We want to address those concerns with the assurance that the current registration criteria and process for obtaining a practising certificate is in place to uphold the high standard of the teaching profession in New Zealand. The Education Council team process applications as efficiently as possible and encourage applicants to disclose if they have any employment offers pending which means their application needs to be prioritised.
Becoming a registered teacher in New Zealand means that the applicant has met the initial requirements for entry to the teaching profession. This includes checking that the teacher is professionally trained and qualified to teach, of good character and fit to be a teacher, and has a satisfactory Police vet. Registration is only approved once and does not expire.
To maintain conduct and competence standards in the profession, all registered teachers are required to have a current practising certificate to teach in New Zealand. The certificate needs to be renewed every three years and allows teachers to be legally employed in schools, kura, kindergartens and in most positions in early childhood education centres.
To renew practising certificates, teachers must have satisfactory recent teaching experience, suitable professional development, and demonstrate they are of good character and fit to be a teacher (including a Police vet). A practising certificate provides assurance to the school or centre about a teacher’s ongoing fitness to teach students.
Overseas-trained teachers applying for New Zealand registration have been under the spotlight recently. Some applicants have expressed concern about their registration being delayed due to the evidence requirements.
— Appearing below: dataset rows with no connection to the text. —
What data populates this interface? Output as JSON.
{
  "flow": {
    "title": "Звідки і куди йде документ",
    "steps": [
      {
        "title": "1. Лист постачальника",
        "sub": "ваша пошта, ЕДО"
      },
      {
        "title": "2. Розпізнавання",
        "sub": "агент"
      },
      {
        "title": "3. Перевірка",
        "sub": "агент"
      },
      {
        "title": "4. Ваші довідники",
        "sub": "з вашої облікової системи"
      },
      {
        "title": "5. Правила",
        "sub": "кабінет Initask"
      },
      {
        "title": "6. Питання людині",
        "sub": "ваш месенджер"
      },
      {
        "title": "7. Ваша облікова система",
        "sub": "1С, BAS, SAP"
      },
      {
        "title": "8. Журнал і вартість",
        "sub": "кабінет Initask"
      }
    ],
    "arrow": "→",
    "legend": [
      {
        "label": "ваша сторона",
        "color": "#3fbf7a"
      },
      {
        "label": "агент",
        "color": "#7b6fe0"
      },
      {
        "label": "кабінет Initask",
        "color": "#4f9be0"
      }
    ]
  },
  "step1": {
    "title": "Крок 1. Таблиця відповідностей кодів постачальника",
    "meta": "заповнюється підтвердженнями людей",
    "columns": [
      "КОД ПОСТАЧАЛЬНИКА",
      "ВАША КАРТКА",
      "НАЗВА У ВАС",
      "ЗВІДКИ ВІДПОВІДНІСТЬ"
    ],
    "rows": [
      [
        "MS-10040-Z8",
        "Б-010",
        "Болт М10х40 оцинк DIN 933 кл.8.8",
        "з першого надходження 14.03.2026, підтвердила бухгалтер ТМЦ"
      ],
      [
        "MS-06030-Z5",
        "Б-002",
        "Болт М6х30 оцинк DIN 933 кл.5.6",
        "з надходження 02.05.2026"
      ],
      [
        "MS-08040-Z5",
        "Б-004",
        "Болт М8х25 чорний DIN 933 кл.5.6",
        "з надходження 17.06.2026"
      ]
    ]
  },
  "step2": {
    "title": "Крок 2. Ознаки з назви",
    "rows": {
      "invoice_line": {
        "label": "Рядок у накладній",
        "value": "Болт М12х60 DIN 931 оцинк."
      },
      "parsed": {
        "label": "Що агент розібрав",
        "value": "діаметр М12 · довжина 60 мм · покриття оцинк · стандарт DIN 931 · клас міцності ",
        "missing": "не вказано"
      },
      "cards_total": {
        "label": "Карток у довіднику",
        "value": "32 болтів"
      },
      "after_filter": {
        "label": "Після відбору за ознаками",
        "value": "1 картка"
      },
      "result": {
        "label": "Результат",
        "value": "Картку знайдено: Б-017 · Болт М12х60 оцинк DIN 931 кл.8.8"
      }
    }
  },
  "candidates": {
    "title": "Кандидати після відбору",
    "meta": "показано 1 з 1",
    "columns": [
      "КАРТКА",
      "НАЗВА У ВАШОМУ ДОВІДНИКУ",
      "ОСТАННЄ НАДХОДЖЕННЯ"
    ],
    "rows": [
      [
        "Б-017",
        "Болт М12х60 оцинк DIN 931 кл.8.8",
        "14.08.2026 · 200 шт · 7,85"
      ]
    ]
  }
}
To meet registration requirements all teachers must supply documentation to support their application. Obtaining and producing this evidence may lead to a longer processing time for overseas trained teachers. However, the evidence is an essential element required to verify the teachers are of the same calibre and competency as our New Zealand-trained professionals.
In these circumstances, it’s appropriate that the Council and government agencies require additional information to validate a teacher’s application and character. Where possible agencies work together to streamline the process to avoid any lengthy delays to applications, and there are plans to make it more efficient by including other agencies in this process.
Overseas-trained teachers must ensure that their qualifications meet the same standards as a New Zealand-trained teacher. There are now some countries that have pre-approved teaching qualifications, which means applicants from Canada, England and Wales, Fiji, Ireland and South Africa may be exempt from completing an International Qualifications Assessment (see NZQA list of pre-approved teaching qualifications). This pre-approval should make it easier and faster for applicants to have their application processed.
English language proficiency may also be required before applications can be finalised; this is also a requirement for our New Zealand-trained teachers entering an Initial Teacher Education qualification and is a requirement in many other countries. If the evidence is not initially provided by the teacher then this information-gathering may add time to processing an application.
The Council is working to register as many overseas teachers as possible, and where qualifications are not comparable, applications will be considered under the Discretionary Pathway. This means qualifications, teaching experience, appraisal material and professional development are considered to determine whether they meet the registration requirement of being ‘satisfactorily trained to teach'. This process is reassuring for students, parents and staff at a school or centre to know that the standard of teacher training is satisfactory to ensure quality education.
New Zealand has a long-standing reputation of the best teachers in the world. Students, parents and the wider community can be assured that well-trained and qualified teachers of good character are teaching. When we receive a complete application, the process for a New Zealand-trained teacher is a matter of days and for an overseas teacher, it takes a few weeks. Most importantly, the end result is a profession that we can all be proud of.
The website teachinnewzealand.co.nz has a wealth of information aimed at overseas-trained teachers keen to work in New Zealand.